**Dataset entries**.
########
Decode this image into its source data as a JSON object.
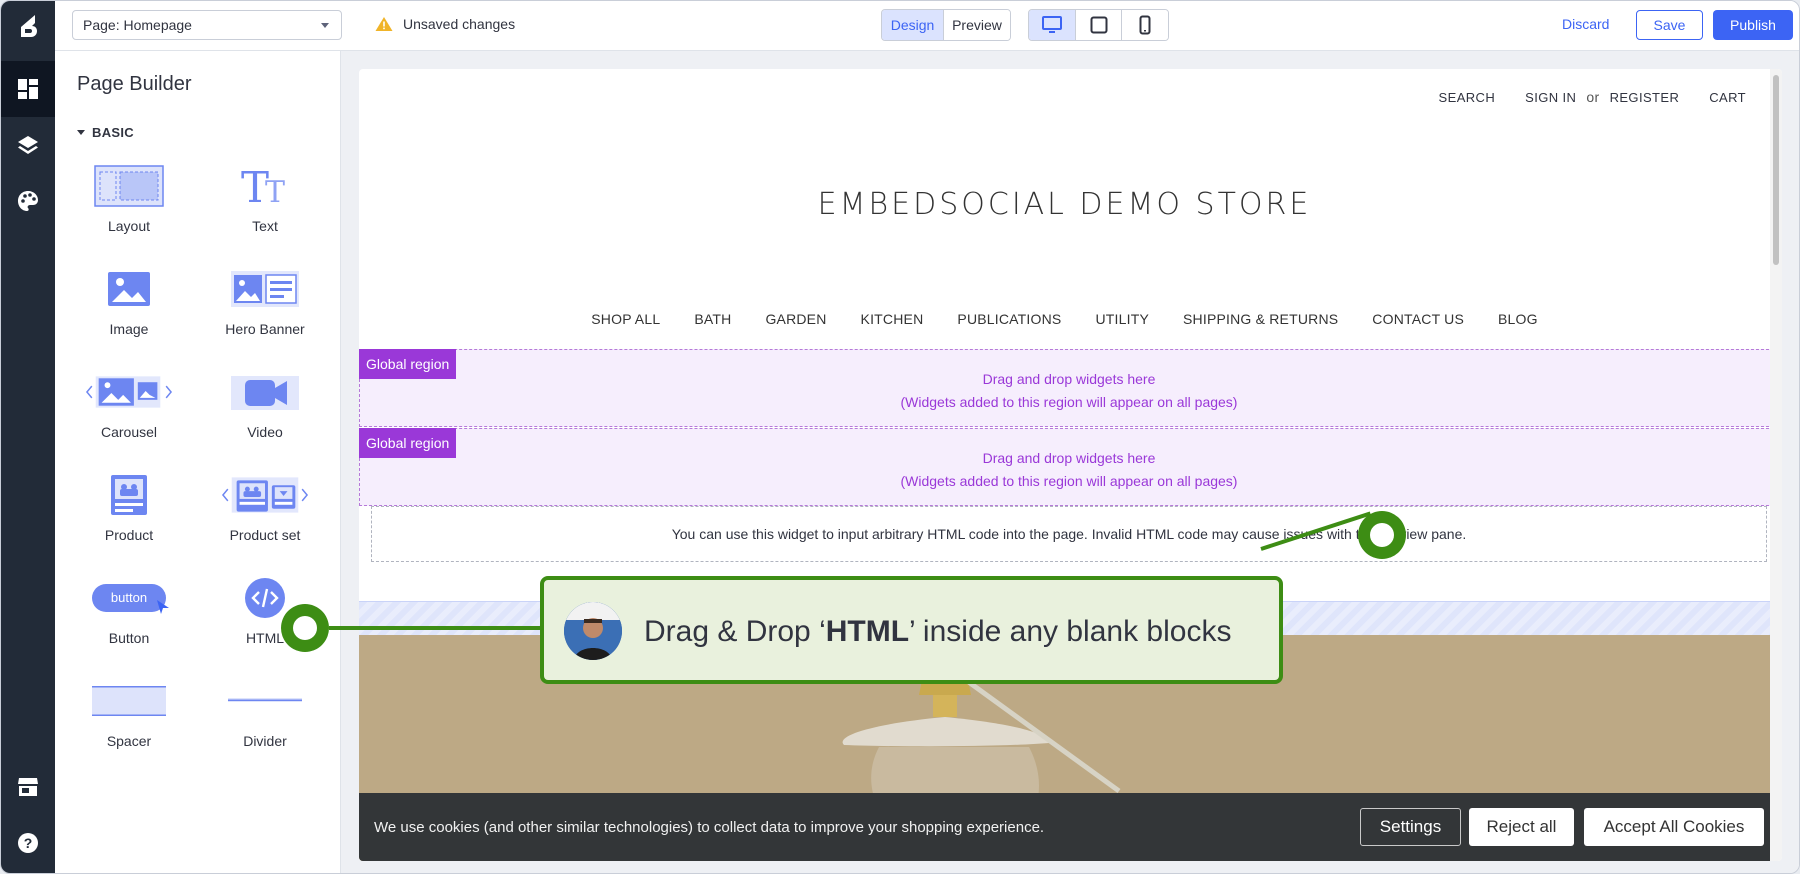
{
  "topbar": {
    "page_select": "Page: Homepage",
    "unsaved": "Unsaved changes",
    "view_tabs": [
      "Design",
      "Preview"
    ],
    "devices": [
      "desktop-icon",
      "tablet-icon",
      "mobile-icon"
    ],
    "discard": "Discard",
    "save": "Save",
    "publish": "Publish"
  },
  "rail": {
    "items": [
      "dashboard-icon",
      "layers-icon",
      "palette-icon",
      "storefront-icon",
      "help-icon"
    ]
  },
  "panel": {
    "title": "Page Builder",
    "section": "BASIC",
    "widgets": [
      {
        "label": "Layout",
        "icon": "layout-icon"
      },
      {
        "label": "Text",
        "icon": "text-icon"
      },
      {
        "label": "Image",
        "icon": "image-icon"
      },
      {
        "label": "Hero Banner",
        "icon": "hero-banner-icon"
      },
      {
        "label": "Carousel",
        "icon": "carousel-icon"
      },
      {
        "label": "Video",
        "icon": "video-icon"
      },
      {
        "label": "Product",
        "icon": "product-icon"
      },
      {
        "label": "Product set",
        "icon": "product-set-icon"
      },
      {
        "label": "Button",
        "icon": "button-icon",
        "icon_text": "button"
      },
      {
        "label": "HTML",
        "icon": "html-code-icon"
      },
      {
        "label": "Spacer",
        "icon": "spacer-icon"
      },
      {
        "label": "Divider",
        "icon": "divider-icon"
      }
    ]
  },
  "store": {
    "top_links": {
      "search": "SEARCH",
      "sign_in": "SIGN IN",
      "or": "or",
      "register": "REGISTER",
      "cart": "CART"
    },
    "title": "EMBEDSOCIAL DEMO STORE",
    "nav": [
      "SHOP ALL",
      "BATH",
      "GARDEN",
      "KITCHEN",
      "PUBLICATIONS",
      "UTILITY",
      "SHIPPING & RETURNS",
      "CONTACT US",
      "BLOG"
    ],
    "regions": [
      {
        "tag": "Global region",
        "line1": "Drag and drop widgets here",
        "line2": "(Widgets added to this region will appear on all pages)"
      },
      {
        "tag": "Global region",
        "line1": "Drag and drop widgets here",
        "line2": "(Widgets added to this region will appear on all pages)"
      }
    ],
    "html_widget_text": "You can use this widget to input arbitrary HTML code into the page. Invalid HTML code may cause issues with the preview pane.",
    "cookies": {
      "text": "We use cookies (and other similar technologies) to collect data to improve your shopping experience.",
      "settings": "Settings",
      "reject": "Reject all",
      "accept": "Accept All Cookies"
    }
  },
  "callout": {
    "prefix": "Drag & Drop ‘",
    "bold": "HTML",
    "suffix": "’ inside any blank blocks"
  },
  "colors": {
    "accent": "#3c64f4",
    "callout_green": "#3d8d14",
    "region_purple": "#9a38d8",
    "rail_dark": "#222b38"
  }
}
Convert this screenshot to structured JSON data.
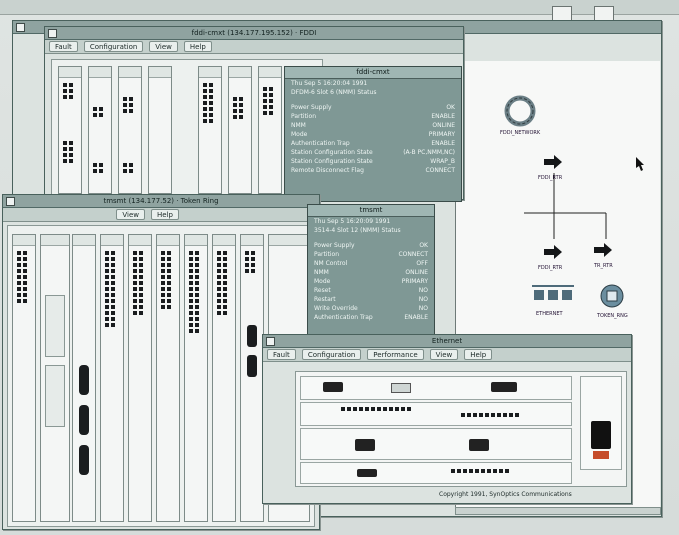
{
  "desktop": {
    "background": "#dfe4e2"
  },
  "windows": {
    "fddi": {
      "title": "fddi-cmxt (134.177.195.152) · FDDI",
      "menus": [
        "Fault",
        "Configuration",
        "View",
        "Help"
      ]
    },
    "token": {
      "title": "tmsmt (134.177.52) · Token Ring",
      "menus": [
        "View",
        "Help"
      ]
    },
    "ethernet": {
      "title": "Ethernet",
      "menus": [
        "Fault",
        "Configuration",
        "Performance",
        "View",
        "Help"
      ],
      "copyright": "Copyright 1991, SynOptics Communications"
    }
  },
  "panels": {
    "fddi_status": {
      "title": "fddi-cmxt",
      "header1": "Thu Sep 5 16:20:04 1991",
      "header2": "DFDM-6 Slot 6 (NMM) Status",
      "rows": [
        [
          "Power Supply",
          "OK"
        ],
        [
          "Partition",
          "ENABLE"
        ],
        [
          "NMM",
          "ONLINE"
        ],
        [
          "Mode",
          "PRIMARY"
        ],
        [
          "Authentication Trap",
          "ENABLE"
        ],
        [
          "Station Configuration State",
          "(A-B PC,NMM,NC)"
        ],
        [
          "Station Configuration State",
          "WRAP_B"
        ],
        [
          "Remote Disconnect Flag",
          "CONNECT"
        ]
      ]
    },
    "token_status": {
      "title": "tmsmt",
      "header1": "Thu Sep 5 16:20:09 1991",
      "header2": "3514-4 Slot 12 (NMM) Status",
      "rows": [
        [
          "Power Supply",
          "OK"
        ],
        [
          "Partition",
          "CONNECT"
        ],
        [
          "NM Control",
          "OFF"
        ],
        [
          "NMM",
          "ONLINE"
        ],
        [
          "Mode",
          "PRIMARY"
        ],
        [
          "Reset",
          "NO"
        ],
        [
          "Restart",
          "NO"
        ],
        [
          "Write Override",
          "NO"
        ],
        [
          "Authentication Trap",
          "ENABLE"
        ]
      ]
    }
  },
  "topology": {
    "labels": {
      "ring": "FDDI_NETWORK",
      "router1": "FDDI_RTR",
      "router2": "FDDI_RTR",
      "router3": "TR_RTR",
      "ethernet": "ETHERNET",
      "token": "TOKEN_RNG"
    },
    "pointer_icon": "arrow-cursor-icon"
  }
}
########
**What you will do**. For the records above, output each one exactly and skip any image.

**Written answer**.
Decode this image into its source data as a JSON object.
{
  "topbar": {
    "page_select": "Page: Homepage",
    "unsaved": "Unsaved changes",
    "view_tabs": [
      "Design",
      "Preview"
    ],
    "devices": [
      "desktop-icon",
      "tablet-icon",
      "mobile-icon"
    ],
    "discard": "Discard",
    "save": "Save",
    "publish": "Publish"
  },
  "rail": {
    "items": [
      "dashboard-icon",
      "layers-icon",
      "palette-icon",
      "storefront-icon",
      "help-icon"
    ]
  },
  "panel": {
    "title": "Page Builder",
    "section": "BASIC",
    "widgets": [
      {
        "label": "Layout",
        "icon": "layout-icon"
      },
      {
        "label": "Text",
        "icon": "text-icon"
      },
      {
        "label": "Image",
        "icon": "image-icon"
      },
      {
        "label": "Hero Banner",
        "icon": "hero-banner-icon"
      },
      {
        "label": "Carousel",
        "icon": "carousel-icon"
      },
      {
        "label": "Video",
        "icon": "video-icon"
      },
      {
        "label": "Product",
        "icon": "product-icon"
      },
      {
        "label": "Product set",
        "icon": "product-set-icon"
      },
      {
        "label": "Button",
        "icon": "button-icon",
        "icon_text": "button"
      },
      {
        "label": "HTML",
        "icon": "html-code-icon"
      },
      {
        "label": "Spacer",
        "icon": "spacer-icon"
      },
      {
        "label": "Divider",
        "icon": "divider-icon"
      }
    ]
  },
  "store": {
    "top_links": {
      "search": "SEARCH",
      "sign_in": "SIGN IN",
      "or": "or",
      "register": "REGISTER",
      "cart": "CART"
    },
    "title": "EMBEDSOCIAL DEMO STORE",
    "nav": [
      "SHOP ALL",
      "BATH",
      "GARDEN",
      "KITCHEN",
      "PUBLICATIONS",
      "UTILITY",
      "SHIPPING & RETURNS",
      "CONTACT US",
      "BLOG"
    ],
    "regions": [
      {
        "tag": "Global region",
        "line1": "Drag and drop widgets here",
        "line2": "(Widgets added to this region will appear on all pages)"
      },
      {
        "tag": "Global region",
        "line1": "Drag and drop widgets here",
        "line2": "(Widgets added to this region will appear on all pages)"
      }
    ],
    "html_widget_text": "You can use this widget to input arbitrary HTML code into the page. Invalid HTML code may cause issues with the preview pane.",
    "cookies": {
      "text": "We use cookies (and other similar technologies) to collect data to improve your shopping experience.",
      "settings": "Settings",
      "reject": "Reject all",
      "accept": "Accept All Cookies"
    }
  },
  "callout": {
    "prefix": "Drag & Drop ‘",
    "bold": "HTML",
    "suffix": "’ inside any blank blocks"
  },
  "colors": {
    "accent": "#3c64f4",
    "callout_green": "#3d8d14",
    "region_purple": "#9a38d8",
    "rail_dark": "#222b38"
  }
}
Convert this screenshot to structured JSON data.
{
  "desktop": {
    "background": "#dfe4e2"
  },
  "windows": {
    "fddi": {
      "title": "fddi-cmxt (134.177.195.152) · FDDI",
      "menus": [
        "Fault",
        "Configuration",
        "View",
        "Help"
      ]
    },
    "token": {
      "title": "tmsmt (134.177.52) · Token Ring",
      "menus": [
        "View",
        "Help"
      ]
    },
    "ethernet": {
      "title": "Ethernet",
      "menus": [
        "Fault",
        "Configuration",
        "Performance",
        "View",
        "Help"
      ],
      "copyright": "Copyright 1991, SynOptics Communications"
    }
  },
  "panels": {
    "fddi_status": {
      "title": "fddi-cmxt",
      "header1": "Thu Sep 5 16:20:04 1991",
      "header2": "DFDM-6 Slot 6 (NMM) Status",
      "rows": [
        [
          "Power Supply",
          "OK"
        ],
        [
          "Partition",
          "ENABLE"
        ],
        [
          "NMM",
          "ONLINE"
        ],
        [
          "Mode",
          "PRIMARY"
        ],
        [
          "Authentication Trap",
          "ENABLE"
        ],
        [
          "Station Configuration State",
          "(A-B PC,NMM,NC)"
        ],
        [
          "Station Configuration State",
          "WRAP_B"
        ],
        [
          "Remote Disconnect Flag",
          "CONNECT"
        ]
      ]
    },
    "token_status": {
      "title": "tmsmt",
      "header1": "Thu Sep 5 16:20:09 1991",
      "header2": "3514-4 Slot 12 (NMM) Status",
      "rows": [
        [
          "Power Supply",
          "OK"
        ],
        [
          "Partition",
          "CONNECT"
        ],
        [
          "NM Control",
          "OFF"
        ],
        [
          "NMM",
          "ONLINE"
        ],
        [
          "Mode",
          "PRIMARY"
        ],
        [
          "Reset",
          "NO"
        ],
        [
          "Restart",
          "NO"
        ],
        [
          "Write Override",
          "NO"
        ],
        [
          "Authentication Trap",
          "ENABLE"
        ]
      ]
    }
  },
  "topology": {
    "labels": {
      "ring": "FDDI_NETWORK",
      "router1": "FDDI_RTR",
      "router2": "FDDI_RTR",
      "router3": "TR_RTR",
      "ethernet": "ETHERNET",
      "token": "TOKEN_RNG"
    },
    "pointer_icon": "arrow-cursor-icon"
  }
}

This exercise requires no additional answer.